##### Source information #####
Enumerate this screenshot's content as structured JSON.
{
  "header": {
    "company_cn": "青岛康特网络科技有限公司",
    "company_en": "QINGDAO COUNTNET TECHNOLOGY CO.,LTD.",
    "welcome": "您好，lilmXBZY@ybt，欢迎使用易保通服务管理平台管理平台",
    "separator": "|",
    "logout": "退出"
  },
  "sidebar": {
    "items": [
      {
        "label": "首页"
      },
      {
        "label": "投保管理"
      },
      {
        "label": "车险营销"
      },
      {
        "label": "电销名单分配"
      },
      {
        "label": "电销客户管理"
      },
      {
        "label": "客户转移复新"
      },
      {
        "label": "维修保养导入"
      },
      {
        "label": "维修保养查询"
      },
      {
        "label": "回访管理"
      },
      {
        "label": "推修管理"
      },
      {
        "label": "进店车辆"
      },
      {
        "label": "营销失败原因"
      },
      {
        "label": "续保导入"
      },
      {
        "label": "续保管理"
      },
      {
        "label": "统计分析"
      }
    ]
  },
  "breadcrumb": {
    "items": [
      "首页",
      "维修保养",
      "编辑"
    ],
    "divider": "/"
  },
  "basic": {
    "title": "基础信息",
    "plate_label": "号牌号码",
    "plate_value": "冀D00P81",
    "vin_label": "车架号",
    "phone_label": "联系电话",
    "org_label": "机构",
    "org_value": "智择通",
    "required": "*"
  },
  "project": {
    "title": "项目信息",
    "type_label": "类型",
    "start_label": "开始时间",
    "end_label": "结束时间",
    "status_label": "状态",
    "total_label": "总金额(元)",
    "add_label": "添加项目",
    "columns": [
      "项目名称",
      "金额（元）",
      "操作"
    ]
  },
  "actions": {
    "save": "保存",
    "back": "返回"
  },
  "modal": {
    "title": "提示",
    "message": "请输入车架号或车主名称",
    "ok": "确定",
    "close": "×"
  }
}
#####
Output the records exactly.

--- Answer to the exercise ---
Enumerate this screenshot's content as structured JSON.
{
  "header": {
    "company_cn": "青岛康特网络科技有限公司",
    "company_en": "QINGDAO COUNTNET TECHNOLOGY CO.,LTD.",
    "welcome": "您好，lilmXBZY@ybt，欢迎使用易保通服务管理平台管理平台",
    "separator": "|",
    "logout": "退出"
  },
  "sidebar": {
    "items": [
      {
        "label": "首页"
      },
      {
        "label": "投保管理"
      },
      {
        "label": "车险营销"
      },
      {
        "label": "电销名单分配"
      },
      {
        "label": "电销客户管理"
      },
      {
        "label": "客户转移复新"
      },
      {
        "label": "维修保养导入"
      },
      {
        "label": "维修保养查询"
      },
      {
        "label": "回访管理"
      },
      {
        "label": "推修管理"
      },
      {
        "label": "进店车辆"
      },
      {
        "label": "营销失败原因"
      },
      {
        "label": "续保导入"
      },
      {
        "label": "续保管理"
      },
      {
        "label": "统计分析"
      }
    ]
  },
  "breadcrumb": {
    "items": [
      "首页",
      "维修保养",
      "编辑"
    ],
    "divider": "/"
  },
  "basic": {
    "title": "基础信息",
    "plate_label": "号牌号码",
    "plate_value": "冀D00P81",
    "vin_label": "车架号",
    "phone_label": "联系电话",
    "org_label": "机构",
    "org_value": "智择通",
    "required": "*"
  },
  "project": {
    "title": "项目信息",
    "type_label": "类型",
    "start_label": "开始时间",
    "end_label": "结束时间",
    "status_label": "状态",
    "total_label": "总金额(元)",
    "add_label": "添加项目",
    "columns": [
      "项目名称",
      "金额（元）",
      "操作"
    ]
  },
  "actions": {
    "save": "保存",
    "back": "返回"
  },
  "modal": {
    "title": "提示",
    "message": "请输入车架号或车主名称",
    "ok": "确定",
    "close": "×"
  }
}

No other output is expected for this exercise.